> [What you will do]
What you hand back must match the records word for word, with no pictures.

[Entries from a dataset of interfaces]
%%

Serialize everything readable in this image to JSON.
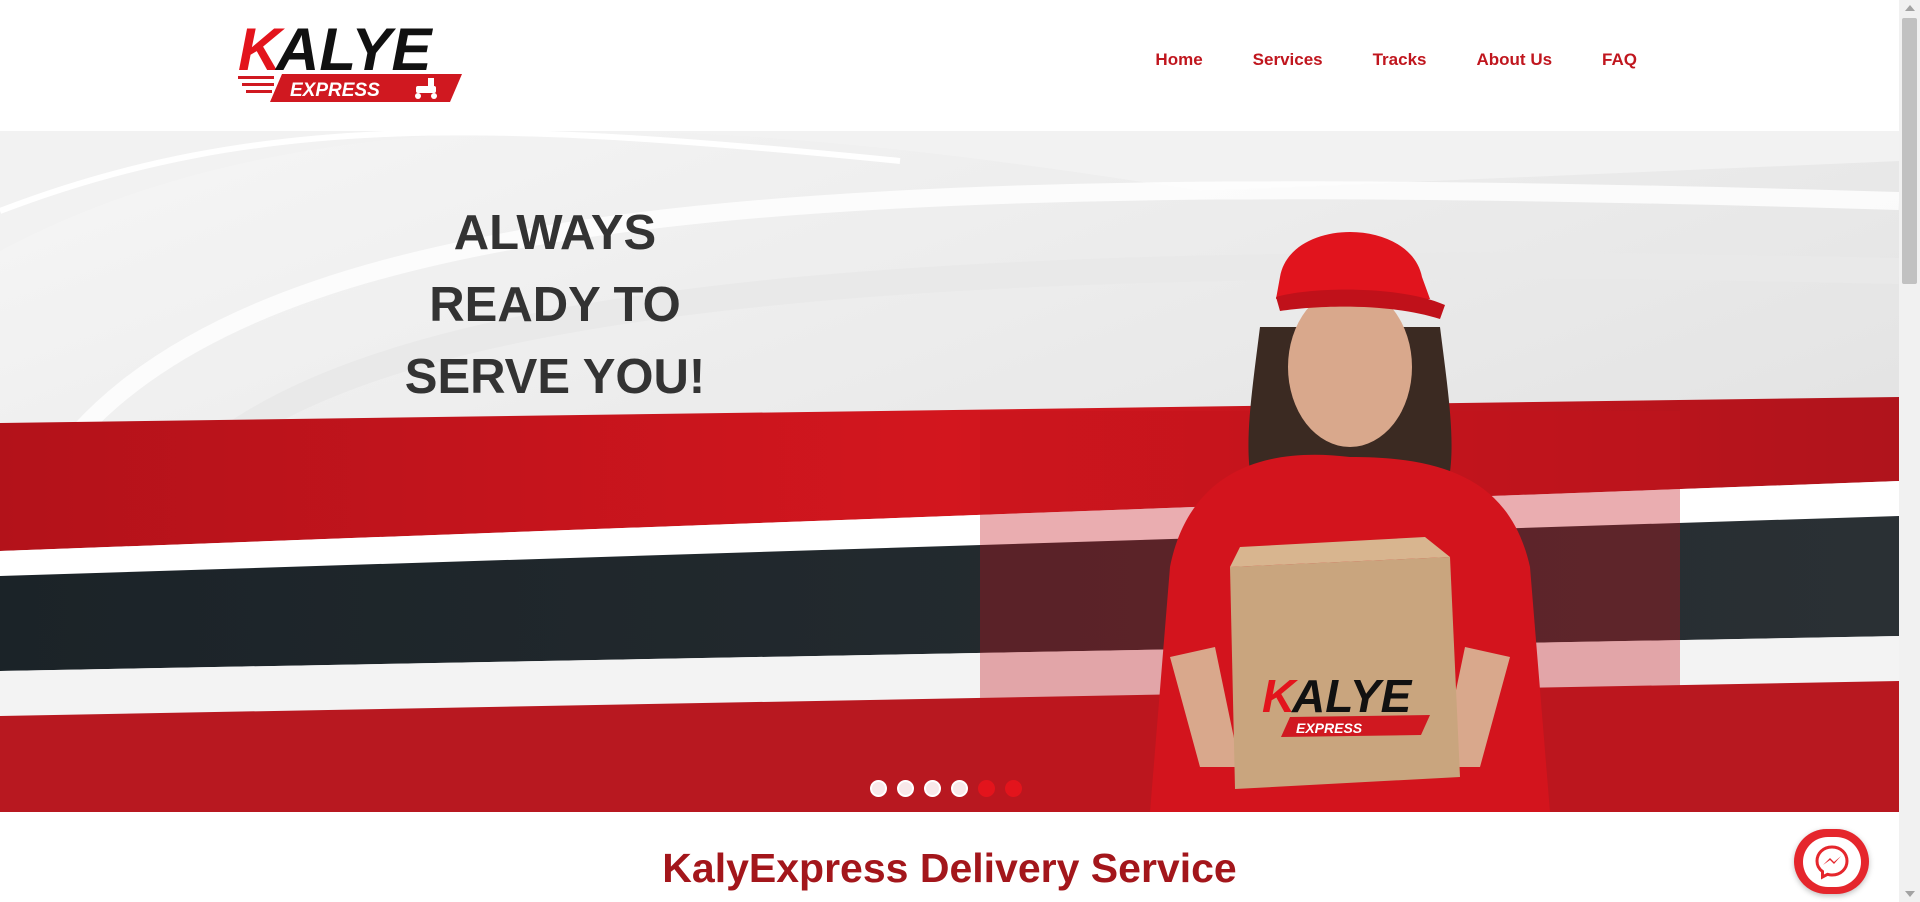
{
  "brand": {
    "logo_main": "KALYE",
    "logo_sub": "EXPRESS",
    "colors": {
      "primary_red": "#e3141c",
      "dark_red": "#a3161b",
      "dark_text": "#333333"
    }
  },
  "nav": {
    "items": [
      {
        "label": "Home"
      },
      {
        "label": "Services"
      },
      {
        "label": "Tracks"
      },
      {
        "label": "About Us"
      },
      {
        "label": "FAQ"
      }
    ]
  },
  "hero": {
    "headline_lines": [
      "ALWAYS",
      "READY TO",
      "SERVE YOU!"
    ],
    "box_logo_main": "KALYE",
    "box_logo_sub": "EXPRESS",
    "carousel": {
      "total_slides": 6,
      "active_slide": 5
    }
  },
  "section": {
    "title": "KalyExpress Delivery Service"
  },
  "icons": {
    "messenger": "messenger-icon",
    "scooter": "scooter-icon"
  }
}
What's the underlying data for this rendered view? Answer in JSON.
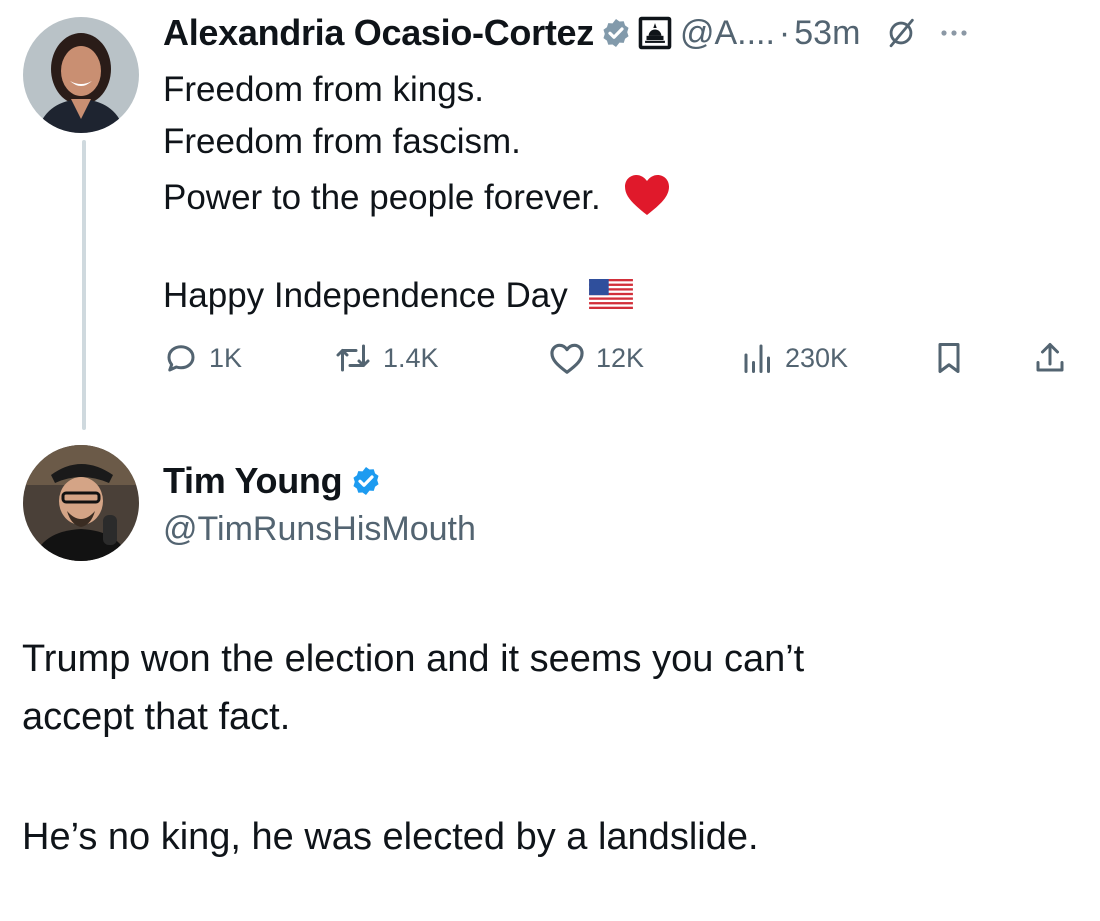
{
  "original_tweet": {
    "author": {
      "display_name": "Alexandria Ocasio-Cortez",
      "handle": "@A....",
      "separator": "·",
      "timestamp": "53m",
      "verified_badge_color": "#829aab",
      "affiliation_icon": "capitol-building-icon"
    },
    "text_lines": [
      "Freedom from kings.",
      "Freedom from fascism.",
      "Power to the people forever.",
      "Happy Independence Day"
    ],
    "emoji": {
      "heart": "red-heart-emoji",
      "flag": "us-flag-emoji"
    },
    "actions": {
      "replies": "1K",
      "reposts": "1.4K",
      "likes": "12K",
      "views": "230K"
    }
  },
  "reply_tweet": {
    "author": {
      "display_name": "Tim Young",
      "handle": "@TimRunsHisMouth",
      "verified_badge_color": "#1d9bf0"
    },
    "text_lines": [
      "Trump won the election and it seems you can’t",
      "accept that fact.",
      "He’s no king, he was elected by a landslide."
    ]
  },
  "colors": {
    "text_primary": "#0f1419",
    "text_secondary": "#536471",
    "thread_line": "#cfd9de",
    "heart": "#e0192b"
  }
}
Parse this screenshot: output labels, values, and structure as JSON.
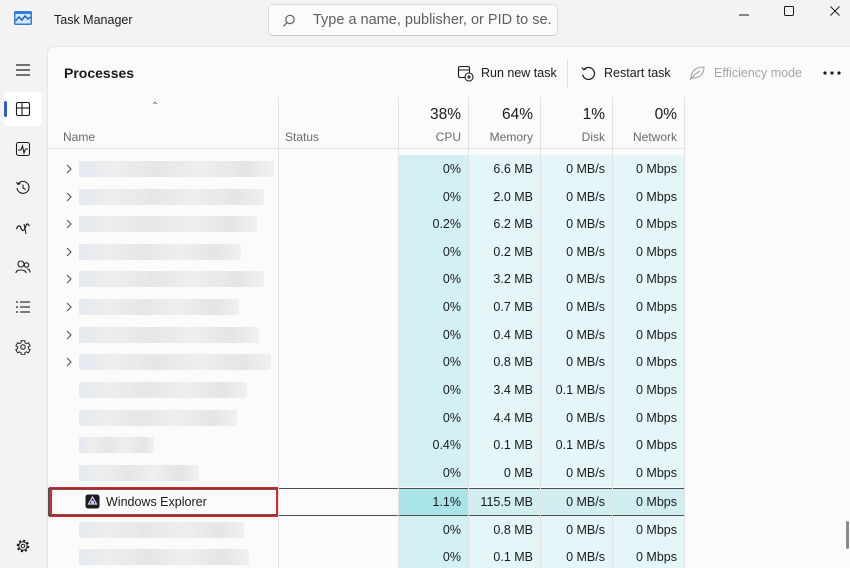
{
  "window": {
    "title": "Task Manager",
    "search_placeholder": "Type a name, publisher, or PID to se..."
  },
  "nav": [
    {
      "name": "hamburger-icon"
    },
    {
      "name": "processes-icon",
      "active": true
    },
    {
      "name": "performance-icon"
    },
    {
      "name": "app-history-icon"
    },
    {
      "name": "startup-apps-icon"
    },
    {
      "name": "users-icon"
    },
    {
      "name": "details-icon"
    },
    {
      "name": "services-icon"
    },
    {
      "name": "settings-icon"
    }
  ],
  "toolbar": {
    "page_title": "Processes",
    "run_new_task": "Run new task",
    "restart_task": "Restart task",
    "efficiency_mode": "Efficiency mode"
  },
  "columns": {
    "name": "Name",
    "status": "Status",
    "cpu_pct": "38%",
    "cpu": "CPU",
    "memory_pct": "64%",
    "memory": "Memory",
    "disk_pct": "1%",
    "disk": "Disk",
    "network_pct": "0%",
    "network": "Network"
  },
  "rows": [
    {
      "expandable": true,
      "cpu": "0%",
      "memory": "6.6 MB",
      "disk": "0 MB/s",
      "network": "0 Mbps"
    },
    {
      "expandable": true,
      "cpu": "0%",
      "memory": "2.0 MB",
      "disk": "0 MB/s",
      "network": "0 Mbps"
    },
    {
      "expandable": true,
      "cpu": "0.2%",
      "memory": "6.2 MB",
      "disk": "0 MB/s",
      "network": "0 Mbps"
    },
    {
      "expandable": true,
      "cpu": "0%",
      "memory": "0.2 MB",
      "disk": "0 MB/s",
      "network": "0 Mbps"
    },
    {
      "expandable": true,
      "cpu": "0%",
      "memory": "3.2 MB",
      "disk": "0 MB/s",
      "network": "0 Mbps"
    },
    {
      "expandable": true,
      "cpu": "0%",
      "memory": "0.7 MB",
      "disk": "0 MB/s",
      "network": "0 Mbps"
    },
    {
      "expandable": true,
      "cpu": "0%",
      "memory": "0.4 MB",
      "disk": "0 MB/s",
      "network": "0 Mbps"
    },
    {
      "expandable": true,
      "cpu": "0%",
      "memory": "0.8 MB",
      "disk": "0 MB/s",
      "network": "0 Mbps"
    },
    {
      "expandable": false,
      "cpu": "0%",
      "memory": "3.4 MB",
      "disk": "0.1 MB/s",
      "network": "0 Mbps"
    },
    {
      "expandable": false,
      "cpu": "0%",
      "memory": "4.4 MB",
      "disk": "0 MB/s",
      "network": "0 Mbps"
    },
    {
      "expandable": false,
      "cpu": "0.4%",
      "memory": "0.1 MB",
      "disk": "0.1 MB/s",
      "network": "0 Mbps"
    },
    {
      "expandable": false,
      "cpu": "0%",
      "memory": "0 MB",
      "disk": "0 MB/s",
      "network": "0 Mbps"
    },
    {
      "selected": true,
      "name": "Windows Explorer",
      "cpu": "1.1%",
      "memory": "115.5 MB",
      "disk": "0 MB/s",
      "network": "0 Mbps"
    },
    {
      "expandable": false,
      "cpu": "0%",
      "memory": "0.8 MB",
      "disk": "0 MB/s",
      "network": "0 Mbps"
    },
    {
      "expandable": false,
      "cpu": "0%",
      "memory": "0.1 MB",
      "disk": "0 MB/s",
      "network": "0 Mbps"
    }
  ]
}
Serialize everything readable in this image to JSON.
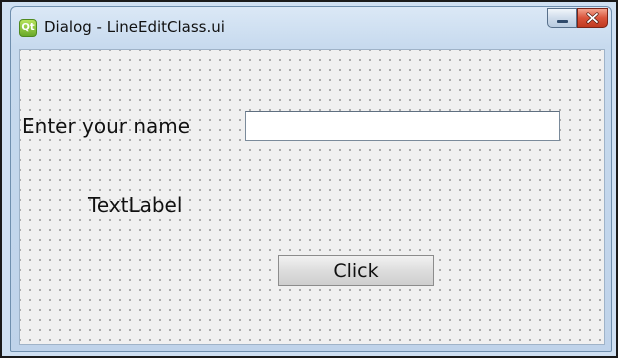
{
  "window": {
    "title": "Dialog - LineEditClass.ui",
    "app_icon_glyph": "Qt",
    "app_icon": "qt-logo-icon",
    "controls": {
      "minimize_icon": "minimize-icon",
      "close_icon": "close-icon",
      "close_color": "#c94026"
    }
  },
  "form": {
    "name_label": "Enter your name",
    "name_input": {
      "value": "",
      "placeholder": ""
    },
    "text_label": "TextLabel",
    "click_button_label": "Click"
  },
  "colors": {
    "form_background": "#f0f0f0",
    "grid_dot": "#8a8a8a",
    "window_frame": "#c7daee"
  }
}
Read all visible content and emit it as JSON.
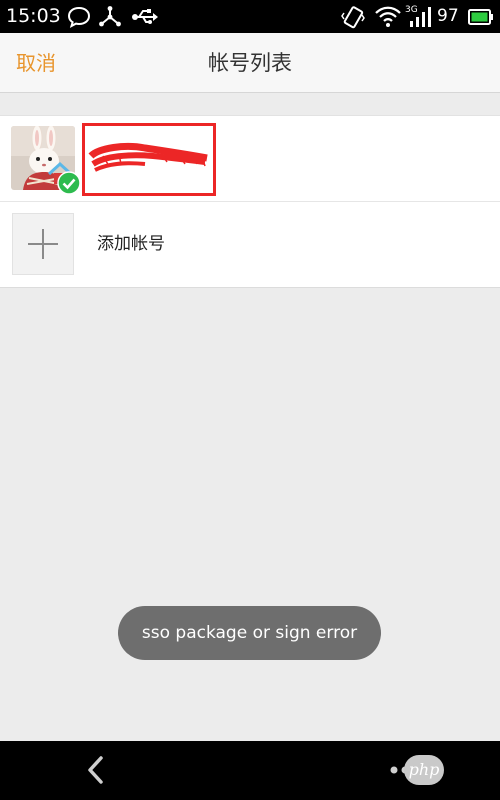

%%

> [Answer to this problem]
Serialize everything readable in this image to JSON.
{
  "brand": {
    "logo_main": "KALYE",
    "logo_sub": "EXPRESS",
    "colors": {
      "primary_red": "#e3141c",
      "dark_red": "#a3161b",
      "dark_text": "#333333"
    }
  },
  "nav": {
    "items": [
      {
        "label": "Home"
      },
      {
        "label": "Services"
      },
      {
        "label": "Tracks"
      },
      {
        "label": "About Us"
      },
      {
        "label": "FAQ"
      }
    ]
  },
  "hero": {
    "headline_lines": [
      "ALWAYS",
      "READY TO",
      "SERVE YOU!"
    ],
    "box_logo_main": "KALYE",
    "box_logo_sub": "EXPRESS",
    "carousel": {
      "total_slides": 6,
      "active_slide": 5
    }
  },
  "section": {
    "title": "KalyExpress Delivery Service"
  },
  "icons": {
    "messenger": "messenger-icon",
    "scooter": "scooter-icon"
  }
}
What's the underlying data for this rendered view? Answer in JSON.
{
  "original_tweet": {
    "author": {
      "display_name": "Alexandria Ocasio-Cortez",
      "handle": "@A....",
      "separator": "·",
      "timestamp": "53m",
      "verified_badge_color": "#829aab",
      "affiliation_icon": "capitol-building-icon"
    },
    "text_lines": [
      "Freedom from kings.",
      "Freedom from fascism.",
      "Power to the people forever.",
      "Happy Independence Day"
    ],
    "emoji": {
      "heart": "red-heart-emoji",
      "flag": "us-flag-emoji"
    },
    "actions": {
      "replies": "1K",
      "reposts": "1.4K",
      "likes": "12K",
      "views": "230K"
    }
  },
  "reply_tweet": {
    "author": {
      "display_name": "Tim Young",
      "handle": "@TimRunsHisMouth",
      "verified_badge_color": "#1d9bf0"
    },
    "text_lines": [
      "Trump won the election and it seems you can’t",
      "accept that fact.",
      "He’s no king, he was elected by a landslide."
    ]
  },
  "colors": {
    "text_primary": "#0f1419",
    "text_secondary": "#536471",
    "thread_line": "#cfd9de",
    "heart": "#e0192b"
  }
}
Parse this screenshot: output labels, values, and structure as JSON.
{
  "window": {
    "title": "Task Manager",
    "search_placeholder": "Type a name, publisher, or PID to se..."
  },
  "nav": [
    {
      "name": "hamburger-icon"
    },
    {
      "name": "processes-icon",
      "active": true
    },
    {
      "name": "performance-icon"
    },
    {
      "name": "app-history-icon"
    },
    {
      "name": "startup-apps-icon"
    },
    {
      "name": "users-icon"
    },
    {
      "name": "details-icon"
    },
    {
      "name": "services-icon"
    },
    {
      "name": "settings-icon"
    }
  ],
  "toolbar": {
    "page_title": "Processes",
    "run_new_task": "Run new task",
    "restart_task": "Restart task",
    "efficiency_mode": "Efficiency mode"
  },
  "columns": {
    "name": "Name",
    "status": "Status",
    "cpu_pct": "38%",
    "cpu": "CPU",
    "memory_pct": "64%",
    "memory": "Memory",
    "disk_pct": "1%",
    "disk": "Disk",
    "network_pct": "0%",
    "network": "Network"
  },
  "rows": [
    {
      "expandable": true,
      "cpu": "0%",
      "memory": "6.6 MB",
      "disk": "0 MB/s",
      "network": "0 Mbps"
    },
    {
      "expandable": true,
      "cpu": "0%",
      "memory": "2.0 MB",
      "disk": "0 MB/s",
      "network": "0 Mbps"
    },
    {
      "expandable": true,
      "cpu": "0.2%",
      "memory": "6.2 MB",
      "disk": "0 MB/s",
      "network": "0 Mbps"
    },
    {
      "expandable": true,
      "cpu": "0%",
      "memory": "0.2 MB",
      "disk": "0 MB/s",
      "network": "0 Mbps"
    },
    {
      "expandable": true,
      "cpu": "0%",
      "memory": "3.2 MB",
      "disk": "0 MB/s",
      "network": "0 Mbps"
    },
    {
      "expandable": true,
      "cpu": "0%",
      "memory": "0.7 MB",
      "disk": "0 MB/s",
      "network": "0 Mbps"
    },
    {
      "expandable": true,
      "cpu": "0%",
      "memory": "0.4 MB",
      "disk": "0 MB/s",
      "network": "0 Mbps"
    },
    {
      "expandable": true,
      "cpu": "0%",
      "memory": "0.8 MB",
      "disk": "0 MB/s",
      "network": "0 Mbps"
    },
    {
      "expandable": false,
      "cpu": "0%",
      "memory": "3.4 MB",
      "disk": "0.1 MB/s",
      "network": "0 Mbps"
    },
    {
      "expandable": false,
      "cpu": "0%",
      "memory": "4.4 MB",
      "disk": "0 MB/s",
      "network": "0 Mbps"
    },
    {
      "expandable": false,
      "cpu": "0.4%",
      "memory": "0.1 MB",
      "disk": "0.1 MB/s",
      "network": "0 Mbps"
    },
    {
      "expandable": false,
      "cpu": "0%",
      "memory": "0 MB",
      "disk": "0 MB/s",
      "network": "0 Mbps"
    },
    {
      "selected": true,
      "name": "Windows Explorer",
      "cpu": "1.1%",
      "memory": "115.5 MB",
      "disk": "0 MB/s",
      "network": "0 Mbps"
    },
    {
      "expandable": false,
      "cpu": "0%",
      "memory": "0.8 MB",
      "disk": "0 MB/s",
      "network": "0 Mbps"
    },
    {
      "expandable": false,
      "cpu": "0%",
      "memory": "0.1 MB",
      "disk": "0 MB/s",
      "network": "0 Mbps"
    }
  ]
}
Serialize everything readable in this image to JSON.
{
  "window": {
    "title": "Dialog - LineEditClass.ui",
    "app_icon_glyph": "Qt",
    "app_icon": "qt-logo-icon",
    "controls": {
      "minimize_icon": "minimize-icon",
      "close_icon": "close-icon",
      "close_color": "#c94026"
    }
  },
  "form": {
    "name_label": "Enter your name",
    "name_input": {
      "value": "",
      "placeholder": ""
    },
    "text_label": "TextLabel",
    "click_button_label": "Click"
  },
  "colors": {
    "form_background": "#f0f0f0",
    "grid_dot": "#8a8a8a",
    "window_frame": "#c7daee"
  }
}
Read all visible content and emit it as JSON.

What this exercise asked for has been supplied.